Aaron Cohn, Ph.D., LMFT
• June 26, 2021

Do you love someone whose beliefs are so different from your own that it feels nearly impossible to bridge the gap? 

Therapist Aaron Cohn, Ph.D., LMFT, poses this question in his powerful new paper on navigating disrupted family relationships. Following the pandemic and the most divisive presidential election in recent history, many of us are intimately familiar with difficult family dynamics. But LGBTQ+ individuals, including Dr. Cohn himself, have faced this challenge for decades. In exploring answers, Dr. Cohn introduces his husband’s mother, revealing that he was present when she found out she was dying. 

“Behind the tears was the fact that we did not share her faith,” Dr. Cohn writes. “I am a Jew and her son a lapsed Catholic. Together we live in a same-sex relationship whose validity her church would never recognize. While our relationship lasted, Honey’s salvation could never be ours.” 

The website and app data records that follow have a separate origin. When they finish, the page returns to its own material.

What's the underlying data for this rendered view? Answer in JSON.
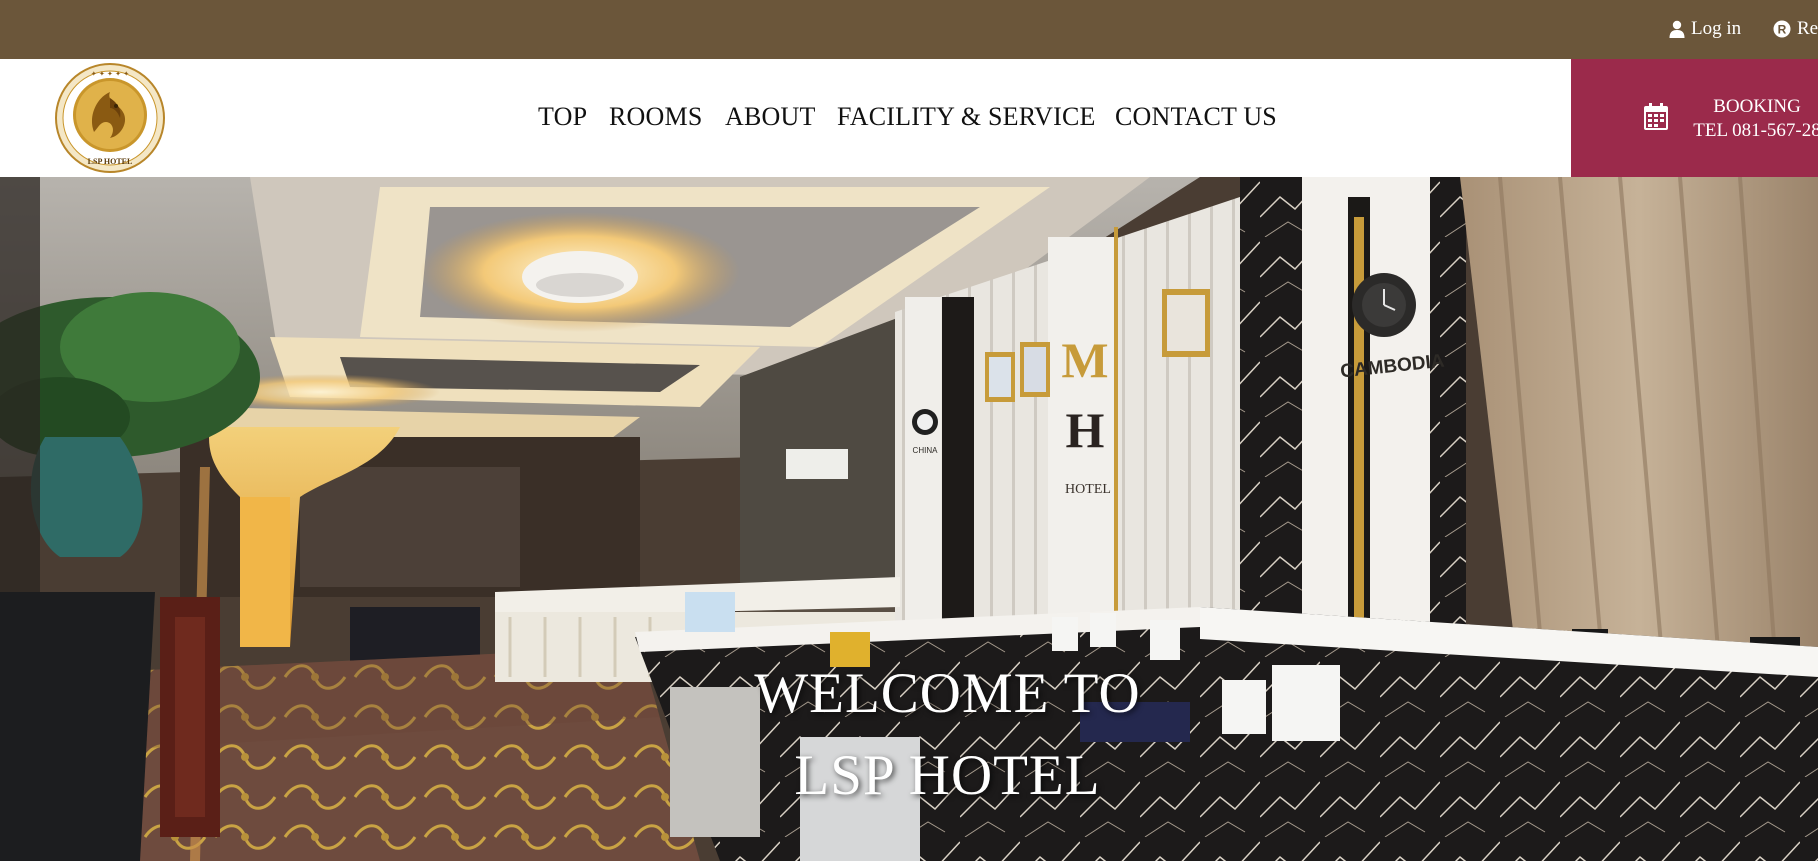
{
  "topbar": {
    "login_label": "Log in",
    "register_label": "Re",
    "login_icon": "user-icon",
    "register_icon": "registered-icon"
  },
  "header": {
    "logo_alt": "LSP HOTEL",
    "logo_text": "LSP HOTEL",
    "nav": [
      {
        "label": "TOP"
      },
      {
        "label": "ROOMS"
      },
      {
        "label": "ABOUT"
      },
      {
        "label": "FACILITY & SERVICE"
      },
      {
        "label": "CONTACT US"
      }
    ],
    "booking": {
      "icon": "calendar-icon",
      "line1": "BOOKING",
      "line2": "TEL 081-567-28"
    }
  },
  "hero": {
    "title_line1": "WELCOME TO",
    "title_line2": "LSP HOTEL",
    "photo_signs": {
      "wall_letters": [
        "M",
        "H"
      ],
      "wall_word": "HOTEL",
      "clock_label": "CAMBODIA",
      "small_clock_label": "CHINA"
    }
  },
  "colors": {
    "topbar": "#6b563a",
    "booking": "#9b2a4b",
    "header_bg": "#ffffff",
    "logo_gold": "#c9962b"
  }
}
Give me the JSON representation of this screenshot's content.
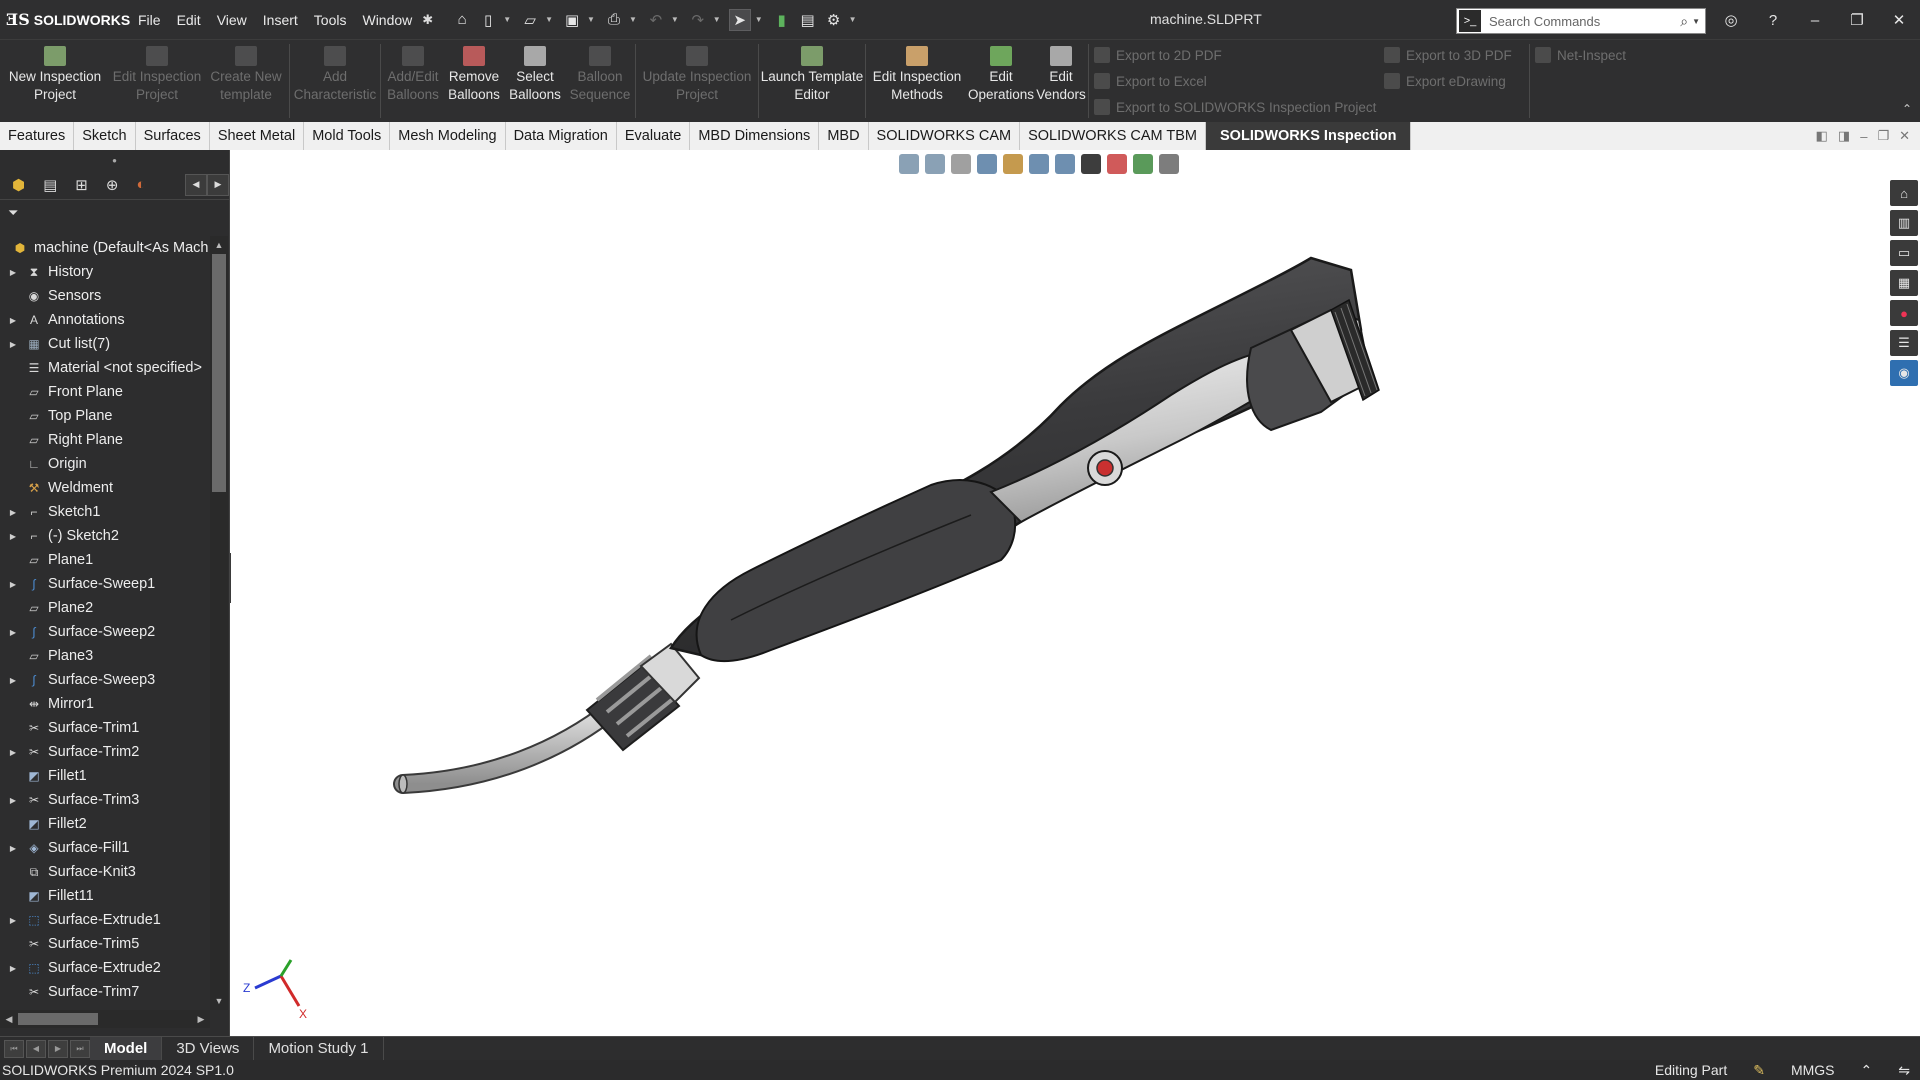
{
  "app": {
    "brand": "SOLIDWORKS",
    "document_title": "machine.SLDPRT"
  },
  "menu": [
    "File",
    "Edit",
    "View",
    "Insert",
    "Tools",
    "Window"
  ],
  "search": {
    "placeholder": "Search Commands"
  },
  "ribbon": {
    "buttons": [
      {
        "label": "New Inspection Project",
        "enabled": true
      },
      {
        "label": "Edit Inspection Project",
        "enabled": false
      },
      {
        "label": "Create New template",
        "enabled": false
      },
      {
        "label": "Add Characteristic",
        "enabled": false
      },
      {
        "label": "Add/Edit Balloons",
        "enabled": false
      },
      {
        "label": "Remove Balloons",
        "enabled": true
      },
      {
        "label": "Select Balloons",
        "enabled": true
      },
      {
        "label": "Balloon Sequence",
        "enabled": false
      },
      {
        "label": "Update Inspection Project",
        "enabled": false
      },
      {
        "label": "Launch Template Editor",
        "enabled": true
      },
      {
        "label": "Edit Inspection Methods",
        "enabled": true
      },
      {
        "label": "Edit Operations",
        "enabled": true
      },
      {
        "label": "Edit Vendors",
        "enabled": true
      }
    ],
    "exports_col1": [
      "Export to 2D PDF",
      "Export to Excel",
      "Export to SOLIDWORKS Inspection Project"
    ],
    "exports_col2": [
      "Export to 3D PDF",
      "Export eDrawing"
    ],
    "net_inspect": "Net-Inspect"
  },
  "tabs": [
    {
      "label": "Features",
      "active": false
    },
    {
      "label": "Sketch",
      "active": false
    },
    {
      "label": "Surfaces",
      "active": false
    },
    {
      "label": "Sheet Metal",
      "active": false
    },
    {
      "label": "Mold Tools",
      "active": false
    },
    {
      "label": "Mesh Modeling",
      "active": false
    },
    {
      "label": "Data Migration",
      "active": false
    },
    {
      "label": "Evaluate",
      "active": false
    },
    {
      "label": "MBD Dimensions",
      "active": false
    },
    {
      "label": "MBD",
      "active": false
    },
    {
      "label": "SOLIDWORKS CAM",
      "active": false
    },
    {
      "label": "SOLIDWORKS CAM TBM",
      "active": false
    },
    {
      "label": "SOLIDWORKS Inspection",
      "active": true
    }
  ],
  "feature_tree": [
    {
      "label": "machine (Default<As Mach",
      "icon": "part-icon",
      "expandable": false,
      "root": true
    },
    {
      "label": "History",
      "icon": "history-icon",
      "expandable": true
    },
    {
      "label": "Sensors",
      "icon": "sensor-icon",
      "expandable": false
    },
    {
      "label": "Annotations",
      "icon": "annotation-icon",
      "expandable": true
    },
    {
      "label": "Cut list(7)",
      "icon": "cutlist-icon",
      "expandable": true
    },
    {
      "label": "Material <not specified>",
      "icon": "material-icon",
      "expandable": false
    },
    {
      "label": "Front Plane",
      "icon": "plane-icon",
      "expandable": false
    },
    {
      "label": "Top Plane",
      "icon": "plane-icon",
      "expandable": false
    },
    {
      "label": "Right Plane",
      "icon": "plane-icon",
      "expandable": false
    },
    {
      "label": "Origin",
      "icon": "origin-icon",
      "expandable": false
    },
    {
      "label": "Weldment",
      "icon": "weldment-icon",
      "expandable": false
    },
    {
      "label": "Sketch1",
      "icon": "sketch-icon",
      "expandable": true
    },
    {
      "label": "(-) Sketch2",
      "icon": "sketch-icon",
      "expandable": true
    },
    {
      "label": "Plane1",
      "icon": "plane-icon",
      "expandable": false
    },
    {
      "label": "Surface-Sweep1",
      "icon": "sweep-icon",
      "expandable": true
    },
    {
      "label": "Plane2",
      "icon": "plane-icon",
      "expandable": false
    },
    {
      "label": "Surface-Sweep2",
      "icon": "sweep-icon",
      "expandable": true
    },
    {
      "label": "Plane3",
      "icon": "plane-icon",
      "expandable": false
    },
    {
      "label": "Surface-Sweep3",
      "icon": "sweep-icon",
      "expandable": true
    },
    {
      "label": "Mirror1",
      "icon": "mirror-icon",
      "expandable": false
    },
    {
      "label": "Surface-Trim1",
      "icon": "trim-icon",
      "expandable": false
    },
    {
      "label": "Surface-Trim2",
      "icon": "trim-icon",
      "expandable": true
    },
    {
      "label": "Fillet1",
      "icon": "fillet-icon",
      "expandable": false
    },
    {
      "label": "Surface-Trim3",
      "icon": "trim-icon",
      "expandable": true
    },
    {
      "label": "Fillet2",
      "icon": "fillet-icon",
      "expandable": false
    },
    {
      "label": "Surface-Fill1",
      "icon": "fill-icon",
      "expandable": true
    },
    {
      "label": "Surface-Knit3",
      "icon": "knit-icon",
      "expandable": false
    },
    {
      "label": "Fillet11",
      "icon": "fillet-icon",
      "expandable": false
    },
    {
      "label": "Surface-Extrude1",
      "icon": "extrude-icon",
      "expandable": true
    },
    {
      "label": "Surface-Trim5",
      "icon": "trim-icon",
      "expandable": false
    },
    {
      "label": "Surface-Extrude2",
      "icon": "extrude-icon",
      "expandable": true
    },
    {
      "label": "Surface-Trim7",
      "icon": "trim-icon",
      "expandable": false
    }
  ],
  "bottom_tabs": [
    {
      "label": "Model",
      "active": true
    },
    {
      "label": "3D Views",
      "active": false
    },
    {
      "label": "Motion Study 1",
      "active": false
    }
  ],
  "status": {
    "product": "SOLIDWORKS Premium 2024 SP1.0",
    "mode": "Editing Part",
    "units": "MMGS"
  },
  "triad": {
    "z": "Z",
    "x": "X"
  },
  "colors": {
    "chrome": "#2f2f30",
    "active_tab": "#3a3a3a",
    "body": "#3e3e40",
    "accent_red": "#d63a3a"
  }
}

Yet, their relationship and love for each other persisted — though it may not have been either side’s ideal. In honor of Pride Month, consider how Dr. Cohn navigated this dynamic and the notion of radical acceptance. Find out how staying present through disagreements, without forcing change or cultivating bitterness, makes a difference.

Aaron Cohn, Ph.D., LMFT

Clinical Lecturer
Dr. Aaron Cohn’s clinical work focuses on neurodiverse couples, especially couples in which at least one partner has ADHD or ADD. Other areas of focus include: LGBTQIA+ couples and individuals, people in creative, academic, or highly technical professions, people in relationships involving consensual non-monogamy, and parents seeking to repair or maintain their connection to their adolescent or young adult offspring.